Written by: Faith Angelakis, Literacy Specialist Summit School of Ahwatukee

Faith Angelakis, the reading specialist at Summit School of Ahwatukee, has a poster hanging prominently on her office door that says: 10 Ways to Become a Better Reader: 1) Read, 2) Read….10) Read. “I often hear students chuckle as they walk by and read the poster,” says Angelakis with a smile. “It may seem simplistic, but reading to young children may be the biggest head start to building a solid literacy foundation, preparing child to read well when the time is right.” Here are just a few of the benefits that parents teach when reading aloud to children.

• Reading fluency: Hearing an adult provides an excellent example of smooth, properly phrased, and expressive oral reading. When it is time for your child to read, the lessons modeled will be remembered and emulated.
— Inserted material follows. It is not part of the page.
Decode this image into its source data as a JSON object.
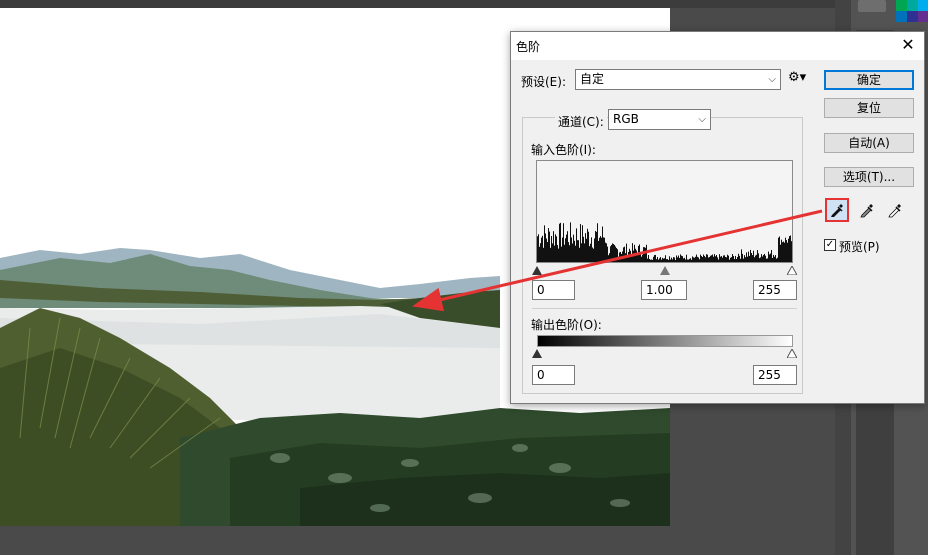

• Story language and vocabulary: When an adult reads, the child hears language and vocabulary that aren’t always used in everyday conversations. Reading builds vocabulary and your child’s ability to understand and communicate both orally and with descriptive written words.
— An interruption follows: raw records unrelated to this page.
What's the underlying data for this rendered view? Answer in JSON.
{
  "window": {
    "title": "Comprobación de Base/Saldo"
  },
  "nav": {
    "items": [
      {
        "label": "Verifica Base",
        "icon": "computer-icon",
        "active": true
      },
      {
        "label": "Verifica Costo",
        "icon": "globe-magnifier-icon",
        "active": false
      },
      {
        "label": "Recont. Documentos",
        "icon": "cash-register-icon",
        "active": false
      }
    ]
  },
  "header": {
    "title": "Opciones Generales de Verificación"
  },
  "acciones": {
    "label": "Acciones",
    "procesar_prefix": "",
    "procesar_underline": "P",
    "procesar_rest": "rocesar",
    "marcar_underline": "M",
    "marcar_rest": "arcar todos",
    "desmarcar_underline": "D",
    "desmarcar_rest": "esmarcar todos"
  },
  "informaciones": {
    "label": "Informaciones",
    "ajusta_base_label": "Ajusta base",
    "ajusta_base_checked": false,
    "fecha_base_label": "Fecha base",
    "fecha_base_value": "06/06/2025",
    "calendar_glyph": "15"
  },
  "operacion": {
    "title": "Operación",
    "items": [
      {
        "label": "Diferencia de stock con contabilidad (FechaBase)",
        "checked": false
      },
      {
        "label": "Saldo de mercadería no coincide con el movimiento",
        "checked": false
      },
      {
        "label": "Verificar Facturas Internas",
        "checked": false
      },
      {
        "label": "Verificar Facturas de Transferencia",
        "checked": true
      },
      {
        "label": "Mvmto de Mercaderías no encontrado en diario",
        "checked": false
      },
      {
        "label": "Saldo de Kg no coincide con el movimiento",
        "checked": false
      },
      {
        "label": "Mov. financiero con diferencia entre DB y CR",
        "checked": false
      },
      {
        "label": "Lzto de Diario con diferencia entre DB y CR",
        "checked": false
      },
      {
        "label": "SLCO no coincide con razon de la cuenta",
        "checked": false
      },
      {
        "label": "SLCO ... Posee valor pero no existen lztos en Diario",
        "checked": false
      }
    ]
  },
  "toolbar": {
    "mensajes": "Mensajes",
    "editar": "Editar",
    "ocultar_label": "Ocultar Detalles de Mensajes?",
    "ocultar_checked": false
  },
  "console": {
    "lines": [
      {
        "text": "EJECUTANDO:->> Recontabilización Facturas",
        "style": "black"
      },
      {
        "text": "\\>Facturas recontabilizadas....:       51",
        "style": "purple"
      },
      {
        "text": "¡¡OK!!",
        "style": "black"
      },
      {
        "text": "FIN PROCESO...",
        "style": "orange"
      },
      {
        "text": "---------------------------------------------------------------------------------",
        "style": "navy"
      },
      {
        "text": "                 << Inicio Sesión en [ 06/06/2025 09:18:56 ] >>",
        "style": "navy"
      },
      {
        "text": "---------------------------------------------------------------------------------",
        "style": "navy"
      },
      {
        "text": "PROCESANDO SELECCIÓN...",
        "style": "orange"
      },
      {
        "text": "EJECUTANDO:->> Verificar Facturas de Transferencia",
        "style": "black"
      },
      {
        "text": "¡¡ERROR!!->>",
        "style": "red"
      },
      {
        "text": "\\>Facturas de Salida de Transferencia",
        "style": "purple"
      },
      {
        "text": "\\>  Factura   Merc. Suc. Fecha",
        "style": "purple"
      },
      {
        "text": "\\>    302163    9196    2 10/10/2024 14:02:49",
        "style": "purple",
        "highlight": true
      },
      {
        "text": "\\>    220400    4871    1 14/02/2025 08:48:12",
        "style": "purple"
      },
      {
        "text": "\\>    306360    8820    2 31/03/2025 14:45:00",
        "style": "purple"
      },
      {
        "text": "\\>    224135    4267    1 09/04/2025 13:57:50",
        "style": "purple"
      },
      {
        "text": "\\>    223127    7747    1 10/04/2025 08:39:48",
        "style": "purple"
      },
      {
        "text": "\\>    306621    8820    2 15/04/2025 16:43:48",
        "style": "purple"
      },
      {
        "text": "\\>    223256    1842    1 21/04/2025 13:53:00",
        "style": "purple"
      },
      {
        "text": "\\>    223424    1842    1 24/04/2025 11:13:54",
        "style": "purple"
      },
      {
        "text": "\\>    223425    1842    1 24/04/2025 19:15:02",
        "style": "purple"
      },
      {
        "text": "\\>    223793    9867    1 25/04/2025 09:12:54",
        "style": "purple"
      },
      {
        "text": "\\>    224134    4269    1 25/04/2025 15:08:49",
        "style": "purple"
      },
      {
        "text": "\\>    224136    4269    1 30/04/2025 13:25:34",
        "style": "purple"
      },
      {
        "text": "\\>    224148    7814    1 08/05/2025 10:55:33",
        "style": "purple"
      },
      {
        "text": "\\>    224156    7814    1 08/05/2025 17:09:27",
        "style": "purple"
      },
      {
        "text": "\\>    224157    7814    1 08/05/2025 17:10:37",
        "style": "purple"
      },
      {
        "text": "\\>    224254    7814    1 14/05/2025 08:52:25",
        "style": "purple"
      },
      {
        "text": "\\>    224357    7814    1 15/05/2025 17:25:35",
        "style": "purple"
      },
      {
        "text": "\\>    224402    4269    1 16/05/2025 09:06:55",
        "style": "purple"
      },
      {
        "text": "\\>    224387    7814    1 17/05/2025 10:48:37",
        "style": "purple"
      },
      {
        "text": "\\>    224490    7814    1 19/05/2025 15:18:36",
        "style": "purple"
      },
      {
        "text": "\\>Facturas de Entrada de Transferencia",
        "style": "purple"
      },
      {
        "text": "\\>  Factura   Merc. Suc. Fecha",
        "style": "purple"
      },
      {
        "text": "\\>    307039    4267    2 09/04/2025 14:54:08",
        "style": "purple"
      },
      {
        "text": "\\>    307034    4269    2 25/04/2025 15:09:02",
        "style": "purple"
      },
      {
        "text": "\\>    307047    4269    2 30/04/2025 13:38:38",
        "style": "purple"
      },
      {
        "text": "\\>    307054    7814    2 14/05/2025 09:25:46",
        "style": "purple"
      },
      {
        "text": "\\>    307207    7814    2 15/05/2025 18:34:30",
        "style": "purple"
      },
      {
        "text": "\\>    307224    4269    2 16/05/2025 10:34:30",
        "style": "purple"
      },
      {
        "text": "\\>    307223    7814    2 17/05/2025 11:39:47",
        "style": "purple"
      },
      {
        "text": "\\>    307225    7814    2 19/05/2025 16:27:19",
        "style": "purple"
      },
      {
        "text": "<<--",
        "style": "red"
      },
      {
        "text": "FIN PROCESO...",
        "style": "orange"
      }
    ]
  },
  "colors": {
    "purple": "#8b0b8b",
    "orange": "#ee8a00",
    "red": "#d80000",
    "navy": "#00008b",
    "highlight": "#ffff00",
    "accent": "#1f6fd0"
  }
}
• Directionality and 1:1 correspondence are important. Point at the words as your read to your child; this teachers that English is read from left to right, that spaces around the print indicate where a word starts and ends, and that each spoken word matches one on the page.

• Developing a love of reading may be the most important of all. Think of all the literature, textbooks, news, or professional reading we do in a lifetime. It shouldn’t be a chore. Make reading time with your child part of the daily routine. Your child will associate reading with positive experiences, developing an intrinsic motivation to continue.

• Talk about the book: Simply recounting what was read may help memory, but what does your child think about the book? What other setting could the story be in? What other choice could the characters make or what would your child do? Show how changing a word or voice can change the meaning.

Let the racers race. Making reading part of your family’s routine will do more than earning some reading “prize”; it will lay the foundation to a successful journey to reading and learning.

About the Author:

BENDER_FAITH

Faith Angelakis holds a Master’s Degree in Elementary Education, a Reading Specialist endorsement and is CLIP certified, (Collaborative Literacy Intervention Project).

Through collaborative efforts with grade level teachers, she leads the school’s preschool and elementary literacy team. Ms. Angelakis works with teachers, to help them continue to develop professionally, by modeling lessons or team-teaching units. She also helps teachers plan literacy instruction for the year, and provides professional reading materials about the most recent teaching techniques.

Additionally, Ms. Angelakis works directly with students in kindergarten through third grade classrooms, teaching reading to small groups of students, at their instructional reading level.